Psalm 23. 1 The LORD is my shepherd; I shall not want. 2 He maketh me to lie down in green pastures: he leadeth me beside the still waters. 3 He restoreth my soul: he leadeth me in the paths of righteousness for his name’s sake. 4 Yea, though I walk through the valley of the shadow of death, I will fear no evil: for thou art with me; thy rod and thy staff they comfort me. 5 Thou preparest a table before me in the presence of mine enemies: thou anointest my head with oil; my cup runneth over. 6 Surely goodness and mercy shall follow me all the days of my life: and I will dwell in the house of the LORD for ever.
The passage we just read is of course one of the best loved and best known of all the Psalms, indeed in all of scripture. It is a passage that I would expect most of us here know by heart. I know Laura had her Sunday school class learn it last year, and I believe they all got to the point so they could recite it from memory. You’ve probably heard it preached on in the past, probably more than once. So I’m not actually going to preach on the 23rd Psalm today. Yes, I know that we read it a moment ago, and that does seem like a bait and switch to read something and then not speak on it. Well, I didn’t just read because I like it, I am going to speak on one verse, actually one phrase from one verse, at least in a way of introduction. That phrase is from verse 5: my cup runneth over.
Continue reading Cups and Choices
Read portions of Genesis 2:7-3:24 to start.
In 1969, there was a large music festival held near the town of Bethel, New York. This was of course the Woodstock festival, which was the biggest music festival that had ever happened up to that point, and remains easily the most famous gathering of that type in history. Dozens of musicians and hundreds of thousands of people attended, and it is considered a watershed moment of an entire generation.
Continue reading Back to the Garden
Read Proverbs 23:12-19 to start.
When I was a kid, I frequently had the opportunity to spend time at my friends’ houses.

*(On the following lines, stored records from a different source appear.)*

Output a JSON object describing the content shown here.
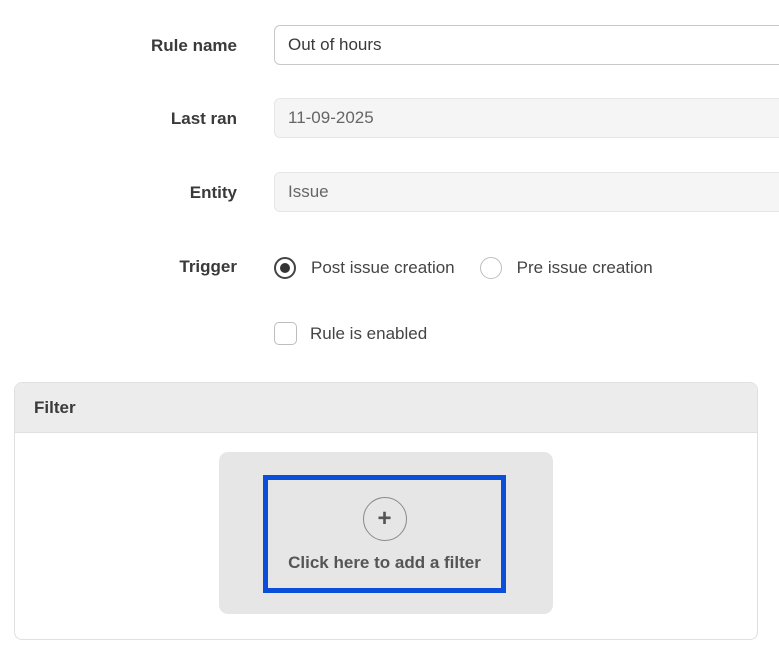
{
  "form": {
    "rule_name": {
      "label": "Rule name",
      "value": "Out of hours"
    },
    "last_ran": {
      "label": "Last ran",
      "value": "11-09-2025"
    },
    "entity": {
      "label": "Entity",
      "value": "Issue"
    },
    "trigger": {
      "label": "Trigger",
      "options": [
        {
          "label": "Post issue creation",
          "checked": true
        },
        {
          "label": "Pre issue creation",
          "checked": false
        }
      ]
    },
    "enabled": {
      "label": "Rule is enabled",
      "checked": false
    }
  },
  "filter": {
    "title": "Filter",
    "add_icon": "plus-icon",
    "add_label": "Click here to add a filter"
  },
  "colors": {
    "highlight_border": "#0a4fd9",
    "drop_zone_bg": "#e6e6e6",
    "panel_header_bg": "#ececec"
  }
}
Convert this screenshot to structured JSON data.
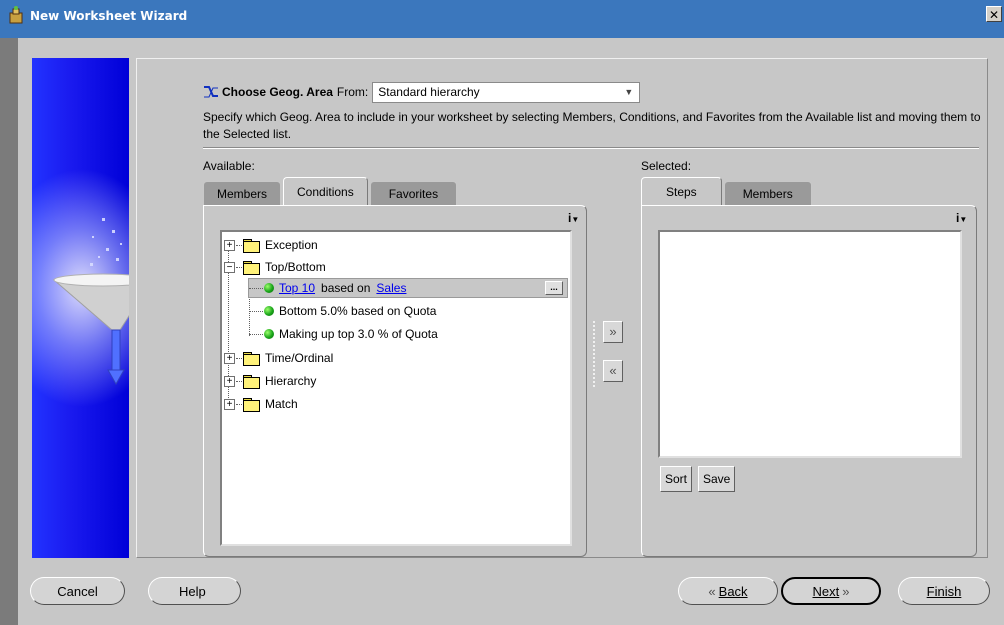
{
  "window": {
    "title": "New Worksheet Wizard",
    "close_label": "✕"
  },
  "header": {
    "choose_label": "Choose Geog. Area",
    "from_label": "From:",
    "hierarchy_value": "Standard hierarchy",
    "description": "Specify which Geog. Area to include in your worksheet by selecting Members, Conditions, and Favorites from the Available list and moving them to the Selected list."
  },
  "available": {
    "label": "Available:",
    "tabs": [
      "Members",
      "Conditions",
      "Favorites"
    ],
    "active_tab": "Conditions",
    "info_label": "i",
    "tree": {
      "exception": "Exception",
      "top_bottom": "Top/Bottom",
      "top_prefix": "Top 10",
      "top_mid": "based on",
      "top_measure": "Sales",
      "more_label": "...",
      "bottom": "Bottom 5.0% based on Quota",
      "making_up": "Making up top 3.0 % of Quota",
      "time_ordinal": "Time/Ordinal",
      "hierarchy": "Hierarchy",
      "match": "Match"
    }
  },
  "move": {
    "add_glyph": "»",
    "remove_glyph": "«"
  },
  "selected": {
    "label": "Selected:",
    "tabs": [
      "Steps",
      "Members"
    ],
    "active_tab": "Steps",
    "info_label": "i",
    "sort_label": "Sort",
    "save_label": "Save"
  },
  "buttons": {
    "cancel": "Cancel",
    "help": "Help",
    "back_glyph": "«",
    "back_label": "Back",
    "next_label": "Next",
    "next_glyph": "»",
    "finish": "Finish"
  },
  "colors": {
    "titlebar": "#3b77bd",
    "banner": "#0000d8",
    "panel": "#c7c7c7",
    "link": "#0000ee"
  }
}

That’s pretty normal for most children I would think, unless they don’t have any friends. The reason I bring this up is because I remember at one house in particular, and I won’t tell you whose house because many of you would know him, or at least know the family, but at this one house there was a sign posted on the fridge. It was there as a joke, no doubt, written as it was in old-fashioned script letters, and I’ve seen the same thing printed on T-shirts more recently. Posted on their refrigerator was the motto Beatings will continue until morale improves.
Continue reading Correction and Discipline
Read Matthew 7:1-20 to start.
When I was younger, there was a topic that many of my friends and I were frequently concerned with. It kept coming up, and was never adequately resolved, because some people took a firm stance on one side, and some on the other side. Some people did not care either way, and some said that it was too difficult to really tell the difference. I recall once actually testing some friends to see if their imagined preferences actually lined up with reality, and could they tell the difference.
This is not some great and important spiritual or philosophical matter. This is not about right versus wrong. This is about Coke versus Pepsi.
Continue reading Evaluation and Condemnation